§ Records for processing
◇ ◇ ◇ ◇
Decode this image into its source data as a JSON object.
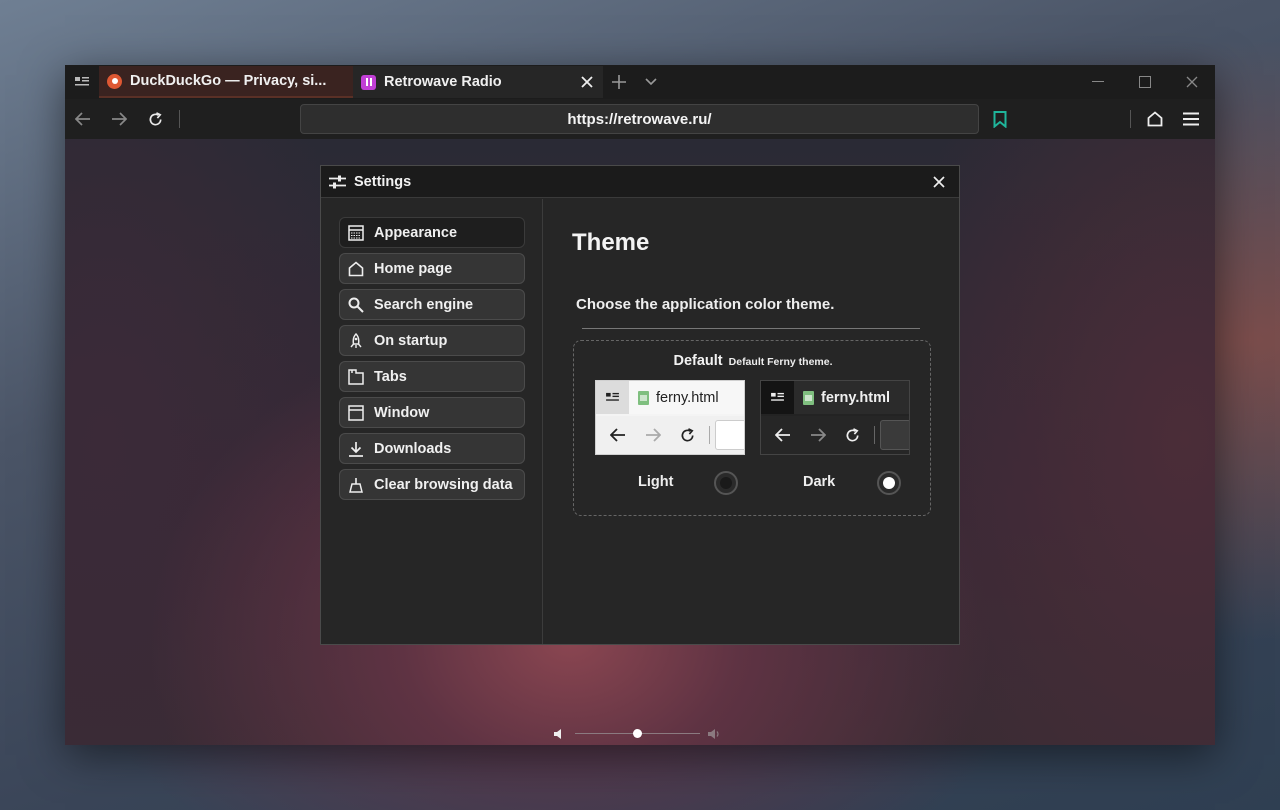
{
  "tabs": [
    {
      "title": "DuckDuckGo — Privacy, si...",
      "state": "inactive",
      "favicon": "duckduckgo-favicon"
    },
    {
      "title": "Retrowave Radio",
      "state": "active",
      "favicon": "retrowave-favicon"
    }
  ],
  "toolbar": {
    "url": "https://retrowave.ru/"
  },
  "settings": {
    "title": "Settings",
    "sidebar": [
      {
        "label": "Appearance",
        "icon": "appearance-icon",
        "selected": true
      },
      {
        "label": "Home page",
        "icon": "home-icon"
      },
      {
        "label": "Search engine",
        "icon": "search-icon"
      },
      {
        "label": "On startup",
        "icon": "rocket-icon"
      },
      {
        "label": "Tabs",
        "icon": "tabs-icon"
      },
      {
        "label": "Window",
        "icon": "window-icon"
      },
      {
        "label": "Downloads",
        "icon": "download-icon"
      },
      {
        "label": "Clear browsing data",
        "icon": "broom-icon"
      }
    ],
    "theme": {
      "heading": "Theme",
      "description": "Choose the application color theme.",
      "group_name": "Default",
      "group_subtitle": "Default Ferny theme.",
      "preview_tab_title": "ferny.html",
      "options": [
        {
          "label": "Light",
          "selected": false
        },
        {
          "label": "Dark",
          "selected": true
        }
      ]
    }
  },
  "volume": {
    "level": 0.5
  },
  "colors": {
    "bookmark_accent": "#1fb59b",
    "inactive_tab": "#3a2320"
  }
}
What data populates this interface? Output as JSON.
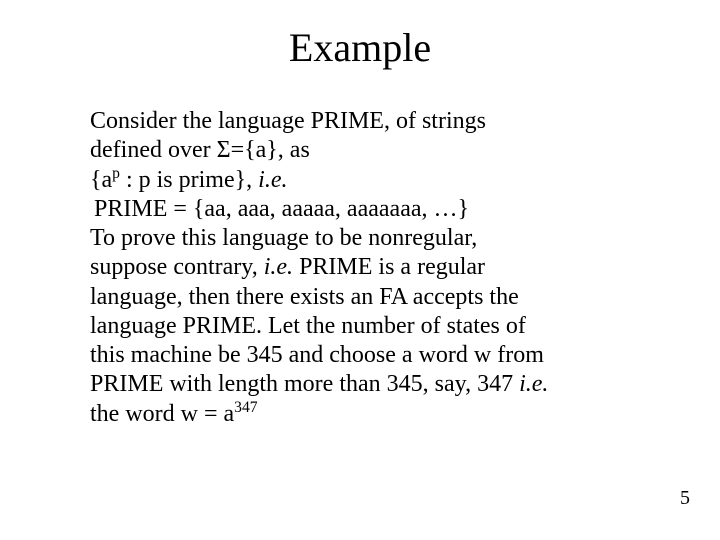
{
  "title": "Example",
  "body": {
    "line1": "Consider the language PRIME, of strings",
    "line2_pre": "defined over ",
    "line2_sigma": "Σ",
    "line2_post": "={a}, as",
    "line3_pre": "{a",
    "line3_sup": "p",
    "line3_mid": " : p is prime}, ",
    "line3_ie": "i.e.",
    "line4_pre": " PRIME = {aa, aaa, aaaaa, aaaaaaa, …}",
    "line5": "To prove this language to be nonregular,",
    "line6_pre": "suppose contrary, ",
    "line6_ie": "i.e.",
    "line6_post": " PRIME is a regular",
    "line7": "language, then there exists an FA accepts the",
    "line8": "language PRIME. Let the number of states of",
    "line9": "this machine be 345 and choose a word w from",
    "line10_pre": "PRIME with length more than 345, say, 347 ",
    "line10_ie": "i.e.",
    "line11_pre": "the word w = a",
    "line11_sup": "347"
  },
  "page_number": "5"
}
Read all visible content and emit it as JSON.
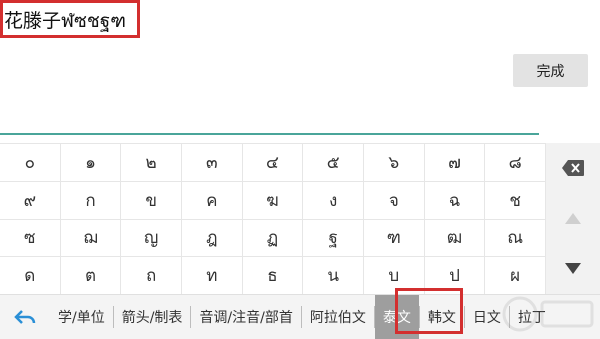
{
  "input": {
    "text": "花滕子ฬซชฐฑ"
  },
  "toolbar": {
    "done_label": "完成"
  },
  "keys": [
    [
      "๐",
      "๑",
      "๒",
      "๓",
      "๔",
      "๕",
      "๖",
      "๗",
      "๘"
    ],
    [
      "๙",
      "ก",
      "ข",
      "ค",
      "ฆ",
      "ง",
      "จ",
      "ฉ",
      "ช"
    ],
    [
      "ซ",
      "ฌ",
      "ญ",
      "ฎ",
      "ฏ",
      "ฐ",
      "ฑ",
      "ฒ",
      "ณ"
    ],
    [
      "ด",
      "ต",
      "ถ",
      "ท",
      "ธ",
      "น",
      "บ",
      "ป",
      "ผ"
    ]
  ],
  "side_icons": [
    "backspace-icon",
    "arrow-up-icon",
    "arrow-down-icon"
  ],
  "categories": [
    "学/单位",
    "箭头/制表",
    "音调/注音/部首",
    "阿拉伯文",
    "泰文",
    "韩文",
    "日文",
    "拉丁"
  ],
  "active_category": "泰文",
  "colors": {
    "accent_underline": "#4aa59a",
    "highlight_frame": "#d32f2f",
    "active_tab": "#9e9e9e",
    "back_arrow": "#2a8fd6"
  }
}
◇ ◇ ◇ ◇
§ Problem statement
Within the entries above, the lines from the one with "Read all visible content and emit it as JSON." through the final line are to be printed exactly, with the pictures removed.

§ Output for this task
Read all visible content and emit it as JSON.
{
  "input": {
    "text": "花滕子ฬซชฐฑ"
  },
  "toolbar": {
    "done_label": "完成"
  },
  "keys": [
    [
      "๐",
      "๑",
      "๒",
      "๓",
      "๔",
      "๕",
      "๖",
      "๗",
      "๘"
    ],
    [
      "๙",
      "ก",
      "ข",
      "ค",
      "ฆ",
      "ง",
      "จ",
      "ฉ",
      "ช"
    ],
    [
      "ซ",
      "ฌ",
      "ญ",
      "ฎ",
      "ฏ",
      "ฐ",
      "ฑ",
      "ฒ",
      "ณ"
    ],
    [
      "ด",
      "ต",
      "ถ",
      "ท",
      "ธ",
      "น",
      "บ",
      "ป",
      "ผ"
    ]
  ],
  "side_icons": [
    "backspace-icon",
    "arrow-up-icon",
    "arrow-down-icon"
  ],
  "categories": [
    "学/单位",
    "箭头/制表",
    "音调/注音/部首",
    "阿拉伯文",
    "泰文",
    "韩文",
    "日文",
    "拉丁"
  ],
  "active_category": "泰文",
  "colors": {
    "accent_underline": "#4aa59a",
    "highlight_frame": "#d32f2f",
    "active_tab": "#9e9e9e",
    "back_arrow": "#2a8fd6"
  }
}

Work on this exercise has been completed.